Consumers are entitled to a host of federal and state protections as it relates to credit, mortgage loans and servicing, billing and debt collection. Consumer protection laws hold companies accountable when they seek to rake in profits by taking advantage of a buyer’s lack of bargaining power or access to information.
The Miami consumer protection lawyers at Jacobs Keeley are able to utilize these laws to fight back against abusive business practices, which are most often perpetuated against consumers in financial distress, when they are at their most vulnerable.
Some of the consumer protection laws that can work in your favor include:
- Truth-in-Lending Act
- Home Ownership Equal Protection Act
- Regulation X (Real Estate Settlement Procedures Act)
- Fair Debt Collection Practices Act
- Telephone Consumer Protection Act
- Florida Statute Title XXXIII Chapter 501 Consumer Protection
Predatory lending practices, which form the basis of many consumer protection lawsuits, cover a broad range of conduct, from charging exorbitant interest rates to hidden fees and penalties to application of payments to the low-interest portions of balances first.
Predatory mortgage lending in particular takes a severe toll. It drains families of wealth, destroys the benefits of home ownership and frequently leads to foreclosure action. In fact, it’s estimated Americans shell out more than $9 billion annually as a result of predatory practices.
Some types of predatory mortgage lending include:
- Excessive fees. These are fees and points not directly reflective of the mortgage loan’s interest rate. Lenders often get away with this because the costs are easily disguised when financed. Where a competitive loan might result in fees of less than 1 percent, predatory loans are accompanied by fees that top 5 percent.

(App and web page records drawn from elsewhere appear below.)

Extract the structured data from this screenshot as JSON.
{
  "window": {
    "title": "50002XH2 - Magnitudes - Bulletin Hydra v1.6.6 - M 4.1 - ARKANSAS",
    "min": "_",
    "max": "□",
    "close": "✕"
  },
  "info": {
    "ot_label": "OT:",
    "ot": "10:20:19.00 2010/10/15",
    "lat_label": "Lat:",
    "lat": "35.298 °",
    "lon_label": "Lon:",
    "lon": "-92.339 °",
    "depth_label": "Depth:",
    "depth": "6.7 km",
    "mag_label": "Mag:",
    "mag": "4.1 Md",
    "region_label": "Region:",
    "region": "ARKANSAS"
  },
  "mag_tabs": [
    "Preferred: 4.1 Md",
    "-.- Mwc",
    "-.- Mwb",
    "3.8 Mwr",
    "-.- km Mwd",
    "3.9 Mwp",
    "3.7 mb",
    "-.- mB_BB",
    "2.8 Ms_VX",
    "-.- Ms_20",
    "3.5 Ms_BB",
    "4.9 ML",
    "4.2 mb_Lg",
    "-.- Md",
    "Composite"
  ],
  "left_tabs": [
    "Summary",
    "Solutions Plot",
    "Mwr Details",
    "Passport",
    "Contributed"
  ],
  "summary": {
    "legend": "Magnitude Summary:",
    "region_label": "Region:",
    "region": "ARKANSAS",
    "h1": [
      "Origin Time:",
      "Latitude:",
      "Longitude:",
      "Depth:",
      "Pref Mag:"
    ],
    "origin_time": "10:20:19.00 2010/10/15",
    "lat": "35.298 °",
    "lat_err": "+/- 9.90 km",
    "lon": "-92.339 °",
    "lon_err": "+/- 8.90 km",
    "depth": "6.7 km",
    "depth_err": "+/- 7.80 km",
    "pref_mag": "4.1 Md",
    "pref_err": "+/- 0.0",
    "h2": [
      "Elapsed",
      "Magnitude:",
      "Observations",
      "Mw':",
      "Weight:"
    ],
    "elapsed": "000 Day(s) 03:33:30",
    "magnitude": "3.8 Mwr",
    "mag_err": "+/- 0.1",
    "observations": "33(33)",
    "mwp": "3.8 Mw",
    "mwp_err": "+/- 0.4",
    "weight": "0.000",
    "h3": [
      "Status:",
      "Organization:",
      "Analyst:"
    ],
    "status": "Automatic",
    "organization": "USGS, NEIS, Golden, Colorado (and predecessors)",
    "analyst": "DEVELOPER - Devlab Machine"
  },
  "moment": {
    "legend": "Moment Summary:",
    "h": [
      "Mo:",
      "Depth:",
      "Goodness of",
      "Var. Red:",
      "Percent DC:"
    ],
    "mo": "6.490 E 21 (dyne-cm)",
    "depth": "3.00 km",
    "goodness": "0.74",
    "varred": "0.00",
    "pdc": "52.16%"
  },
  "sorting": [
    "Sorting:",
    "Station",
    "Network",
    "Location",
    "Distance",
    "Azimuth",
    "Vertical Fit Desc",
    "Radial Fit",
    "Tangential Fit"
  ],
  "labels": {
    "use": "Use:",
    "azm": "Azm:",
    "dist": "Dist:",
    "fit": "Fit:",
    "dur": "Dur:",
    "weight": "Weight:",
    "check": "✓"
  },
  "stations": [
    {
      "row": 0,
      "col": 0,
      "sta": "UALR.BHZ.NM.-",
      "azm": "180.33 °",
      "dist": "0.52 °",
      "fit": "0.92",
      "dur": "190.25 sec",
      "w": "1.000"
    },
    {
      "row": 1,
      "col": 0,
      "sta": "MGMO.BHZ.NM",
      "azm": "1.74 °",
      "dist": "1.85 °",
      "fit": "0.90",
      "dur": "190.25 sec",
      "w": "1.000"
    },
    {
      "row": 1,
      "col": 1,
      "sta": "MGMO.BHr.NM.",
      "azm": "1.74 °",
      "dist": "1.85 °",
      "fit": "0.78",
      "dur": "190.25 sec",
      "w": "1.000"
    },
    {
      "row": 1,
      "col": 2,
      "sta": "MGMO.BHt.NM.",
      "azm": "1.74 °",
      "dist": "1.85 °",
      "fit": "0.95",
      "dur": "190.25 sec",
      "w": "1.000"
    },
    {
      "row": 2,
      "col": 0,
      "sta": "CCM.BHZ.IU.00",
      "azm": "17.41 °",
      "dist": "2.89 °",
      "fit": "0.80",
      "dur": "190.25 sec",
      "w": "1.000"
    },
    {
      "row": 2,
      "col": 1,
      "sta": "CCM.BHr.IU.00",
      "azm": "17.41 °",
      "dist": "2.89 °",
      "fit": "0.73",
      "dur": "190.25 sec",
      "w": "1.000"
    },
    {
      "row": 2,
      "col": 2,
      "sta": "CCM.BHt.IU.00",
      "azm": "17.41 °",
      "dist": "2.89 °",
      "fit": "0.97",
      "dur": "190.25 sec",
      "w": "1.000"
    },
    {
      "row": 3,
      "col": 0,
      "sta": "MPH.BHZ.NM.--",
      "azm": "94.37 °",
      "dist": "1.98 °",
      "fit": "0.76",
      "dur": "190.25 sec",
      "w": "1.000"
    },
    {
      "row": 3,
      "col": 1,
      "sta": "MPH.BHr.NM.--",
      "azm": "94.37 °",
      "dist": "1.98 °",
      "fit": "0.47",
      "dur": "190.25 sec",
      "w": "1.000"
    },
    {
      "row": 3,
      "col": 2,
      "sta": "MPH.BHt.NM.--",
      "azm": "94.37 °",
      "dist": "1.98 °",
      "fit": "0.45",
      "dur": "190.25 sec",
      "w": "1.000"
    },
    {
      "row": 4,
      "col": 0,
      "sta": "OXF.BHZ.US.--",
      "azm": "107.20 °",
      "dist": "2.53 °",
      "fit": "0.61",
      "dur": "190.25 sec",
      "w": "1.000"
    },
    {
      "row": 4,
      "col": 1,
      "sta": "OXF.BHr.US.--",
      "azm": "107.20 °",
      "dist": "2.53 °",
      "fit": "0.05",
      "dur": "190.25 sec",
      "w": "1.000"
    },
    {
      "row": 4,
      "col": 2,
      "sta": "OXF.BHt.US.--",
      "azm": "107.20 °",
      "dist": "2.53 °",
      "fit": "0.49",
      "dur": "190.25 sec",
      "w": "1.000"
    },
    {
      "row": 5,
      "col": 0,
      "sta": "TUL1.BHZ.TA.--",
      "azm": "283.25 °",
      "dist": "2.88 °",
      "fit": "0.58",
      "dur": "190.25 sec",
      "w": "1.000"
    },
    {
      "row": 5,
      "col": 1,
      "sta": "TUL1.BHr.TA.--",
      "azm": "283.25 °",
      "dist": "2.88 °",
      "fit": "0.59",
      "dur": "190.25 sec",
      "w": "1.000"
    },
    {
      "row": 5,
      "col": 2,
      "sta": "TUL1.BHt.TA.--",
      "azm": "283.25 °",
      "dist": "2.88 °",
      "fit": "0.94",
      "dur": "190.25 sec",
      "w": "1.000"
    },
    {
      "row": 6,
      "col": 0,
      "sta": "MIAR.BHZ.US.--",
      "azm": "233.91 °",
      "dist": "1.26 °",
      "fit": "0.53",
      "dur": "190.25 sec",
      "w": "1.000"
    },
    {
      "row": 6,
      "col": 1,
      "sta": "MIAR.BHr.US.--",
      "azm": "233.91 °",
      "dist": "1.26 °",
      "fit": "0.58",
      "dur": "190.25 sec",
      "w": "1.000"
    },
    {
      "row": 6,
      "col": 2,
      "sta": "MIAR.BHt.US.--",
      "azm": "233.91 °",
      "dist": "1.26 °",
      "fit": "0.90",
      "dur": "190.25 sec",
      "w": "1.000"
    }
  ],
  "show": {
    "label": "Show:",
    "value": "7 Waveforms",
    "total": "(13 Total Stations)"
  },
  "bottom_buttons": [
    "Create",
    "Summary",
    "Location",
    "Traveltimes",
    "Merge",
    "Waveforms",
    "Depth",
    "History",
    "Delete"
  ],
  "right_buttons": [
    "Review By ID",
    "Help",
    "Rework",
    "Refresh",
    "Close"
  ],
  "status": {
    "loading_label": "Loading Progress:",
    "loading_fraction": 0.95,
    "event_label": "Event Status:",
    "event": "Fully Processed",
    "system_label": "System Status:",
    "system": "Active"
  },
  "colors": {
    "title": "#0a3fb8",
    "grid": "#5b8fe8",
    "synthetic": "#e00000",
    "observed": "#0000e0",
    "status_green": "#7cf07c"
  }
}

- Steering. This is when a borrower is pushed into a subprime mortgage, even though he may qualify for a regular loan. Fannie Mae reported recently that as many as 50 percent of subprime mortgages could have qualified for loans with better terms. Worse, more than half of refinance mortgages in historically African American communities are subprime, compared to 9 percent in predominately white neighborhoods.
- Abusive pre-payment penalties. Borrowers who were roped into subprime loans are often eager to refinance as soon as their credit scores inch upward. However, 8 out of 10 subprime loans tack on a fee for paying a loan off early. Sometimes, these penalties can be in effect up to three years, and can cost the buyer up to six months’-worth of interest.
- Loan flipping. This is when a lender refinances a property in order to collect a fee, even though the process yields no tangible benefit to the borrower. This can cost borrowers thousands of dollars, and can result in increased monthly payments and diminished home equity.
The Truth in Lending Act (TILA) and Home Ownership Equal Protection Act (HOEPA) aim were drafted to curb such abuses.Consumer Rights in Foreclosure
The foreclosure crisis exposed numerous unfair and illegal practices in the real estate industry – particularly among lenders and mortgage servicers.
Historically, those facing foreclosure could expect a run-around from mortgage servicers. Documents went missing, foreclosures churned forward despite loan modification efforts, important deadlines were missed and buyers couldn’t get anyone on the phone who could provide clear answers about what they owed or how to keep their homes.
Consumer protection laws effective January 2014 under Regulation X prohibit such activity, and provide clear guidelines for servicing standards.
Among these protections:
- Lenders must carefully assess a borrower’s ability to repay a loan. The new Qualified Mortgage standard will allow buyers to avoid risky features, such as interest-only payments.
- Servicers must issue a clear monthly statement so borrowers can see how payments are credited.
- Mortgage payments have to be credited the day they are received.
- Borrowers with adjustable rate mortgages must be given fair notice of an impending interest rate change.
- Servicers can no longer “dual-track” mortgages by moving forward with a foreclosure while also working through a loan modification;
- Homeowners are entitled to timely, accurate information about the status of their foreclosure;
- Servicers need to offer a continuous point of contact for borrowers fighting foreclosure, and those individuals must be able to access critical documents and answer important questions.
Other consumer protections shield those who have fallen behind on other bills such as credit card payments and outstanding medical balances.
Often, these people are targets of incessant calls from debt collection agencies. Litigation is a constant threat, even when the underlying debts are old or haven’t been sufficiently verified. Other scams involve “phantom” debt collectors, who knowingly attempt to collect debts consumers don’t owe or the agencies don’t have a right to pursue.
Under the Fair Debt Collection Practices Act and the Telephone Consumer Protection Act, consumers can fight back against agencies that violate codes or acceptable conduct.
Our experienced consumer rights attorneys recognize these kinds of deceptive and illegal business practices don’t just harm consumers. They distort the market by allowing dishonest companies to gain an unfair advantage over competitors who act ethically.
We are prepared not only to defend your rights, but also explore the launch of an offensive attack to call out companies that violate these important consumer protections.
If you're battling foreclosure in Miami or the surrounding areas contact Jacobs Keeley Trial Lawyers for a confidential appointment to discuss your rights.
Call us at (305) 358-7991.